[GIVEN INFORMATION — start]

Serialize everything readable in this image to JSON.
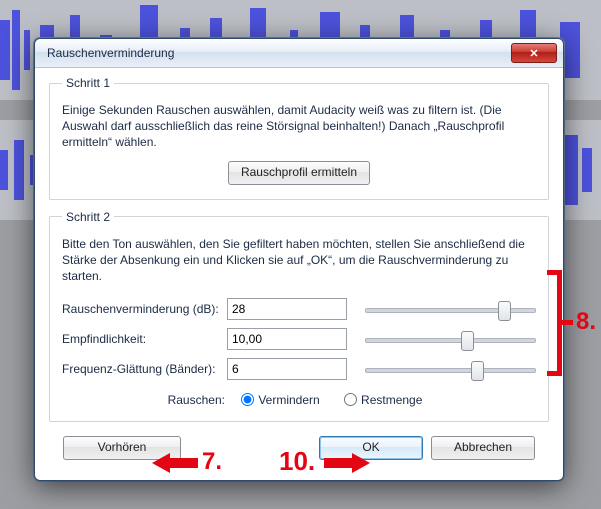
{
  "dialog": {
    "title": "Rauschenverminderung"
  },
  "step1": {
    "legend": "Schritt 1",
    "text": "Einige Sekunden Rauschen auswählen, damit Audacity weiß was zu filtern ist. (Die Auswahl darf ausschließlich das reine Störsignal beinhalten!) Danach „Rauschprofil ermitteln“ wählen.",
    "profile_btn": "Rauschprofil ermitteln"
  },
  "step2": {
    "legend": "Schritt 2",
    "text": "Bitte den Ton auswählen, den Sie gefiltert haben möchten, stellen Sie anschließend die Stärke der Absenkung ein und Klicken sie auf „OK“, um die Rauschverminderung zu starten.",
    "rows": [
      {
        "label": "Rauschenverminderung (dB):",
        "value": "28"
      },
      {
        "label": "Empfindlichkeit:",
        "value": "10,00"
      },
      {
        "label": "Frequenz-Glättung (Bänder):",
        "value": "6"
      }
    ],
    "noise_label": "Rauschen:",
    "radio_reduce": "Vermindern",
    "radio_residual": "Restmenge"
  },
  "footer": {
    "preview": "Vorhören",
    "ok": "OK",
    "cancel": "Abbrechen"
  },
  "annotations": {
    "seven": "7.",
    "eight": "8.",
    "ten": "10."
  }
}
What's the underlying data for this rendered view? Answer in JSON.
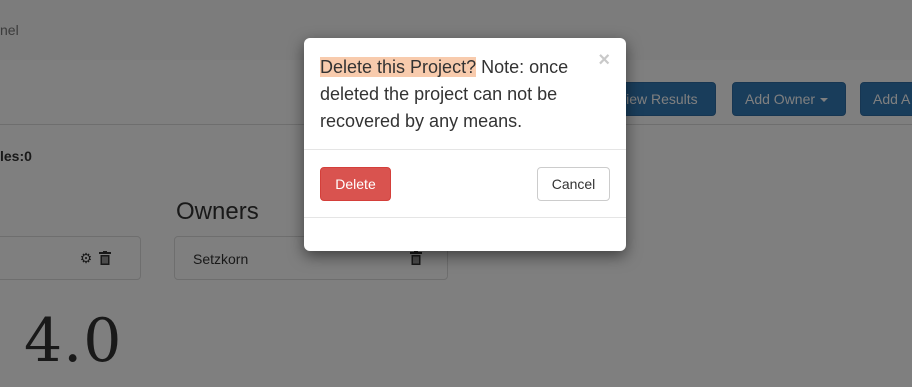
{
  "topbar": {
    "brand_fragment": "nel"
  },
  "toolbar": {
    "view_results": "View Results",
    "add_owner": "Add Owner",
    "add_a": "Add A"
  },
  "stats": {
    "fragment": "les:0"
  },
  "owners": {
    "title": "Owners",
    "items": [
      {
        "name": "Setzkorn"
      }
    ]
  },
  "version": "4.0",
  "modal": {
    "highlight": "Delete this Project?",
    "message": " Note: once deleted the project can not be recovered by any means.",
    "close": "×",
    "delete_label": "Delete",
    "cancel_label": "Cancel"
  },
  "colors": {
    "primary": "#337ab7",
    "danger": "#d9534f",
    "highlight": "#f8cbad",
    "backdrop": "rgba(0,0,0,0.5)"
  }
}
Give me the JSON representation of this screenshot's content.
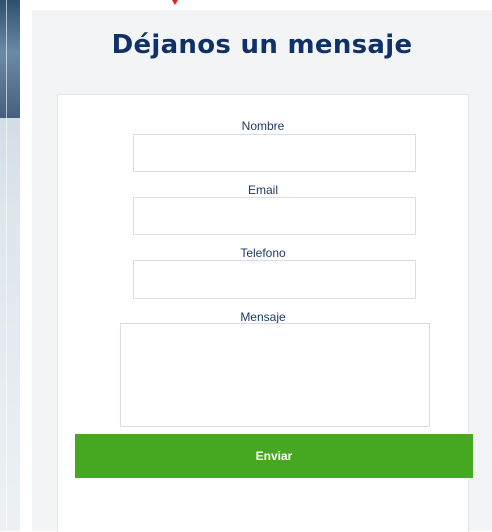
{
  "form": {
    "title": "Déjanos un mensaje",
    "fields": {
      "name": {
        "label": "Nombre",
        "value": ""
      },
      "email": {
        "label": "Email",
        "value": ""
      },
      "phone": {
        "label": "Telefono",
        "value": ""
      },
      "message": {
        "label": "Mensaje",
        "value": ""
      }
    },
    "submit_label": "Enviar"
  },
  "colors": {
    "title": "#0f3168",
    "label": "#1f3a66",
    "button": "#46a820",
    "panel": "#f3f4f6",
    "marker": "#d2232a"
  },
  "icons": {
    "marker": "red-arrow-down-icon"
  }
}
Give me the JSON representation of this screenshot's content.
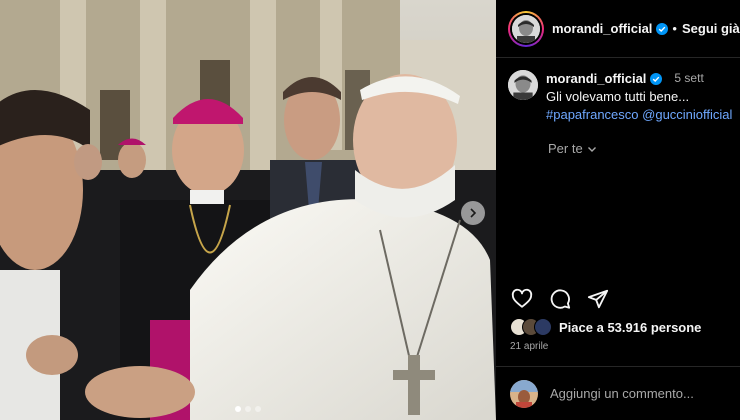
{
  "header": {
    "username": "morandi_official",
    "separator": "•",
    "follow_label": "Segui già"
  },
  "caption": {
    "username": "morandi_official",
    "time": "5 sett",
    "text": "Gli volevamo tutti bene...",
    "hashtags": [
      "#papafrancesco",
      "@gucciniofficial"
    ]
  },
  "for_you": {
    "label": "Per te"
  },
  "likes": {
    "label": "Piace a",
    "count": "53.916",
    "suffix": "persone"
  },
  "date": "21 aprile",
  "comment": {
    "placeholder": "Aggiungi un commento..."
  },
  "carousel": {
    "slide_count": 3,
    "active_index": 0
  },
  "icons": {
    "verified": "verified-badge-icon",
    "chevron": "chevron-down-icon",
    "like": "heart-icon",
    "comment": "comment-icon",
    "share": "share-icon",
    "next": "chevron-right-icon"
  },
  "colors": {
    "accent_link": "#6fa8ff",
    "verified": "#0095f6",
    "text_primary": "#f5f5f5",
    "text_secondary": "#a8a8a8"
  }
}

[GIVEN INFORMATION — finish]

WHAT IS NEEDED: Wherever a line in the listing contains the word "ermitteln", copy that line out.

FINISHED TASK:
    "text": "Einige Sekunden Rauschen auswählen, damit Audacity weiß was zu filtern ist. (Die Auswahl darf ausschließlich das reine Störsignal beinhalten!) Danach „Rauschprofil ermitteln“ wählen.",
    "profile_btn": "Rauschprofil ermitteln"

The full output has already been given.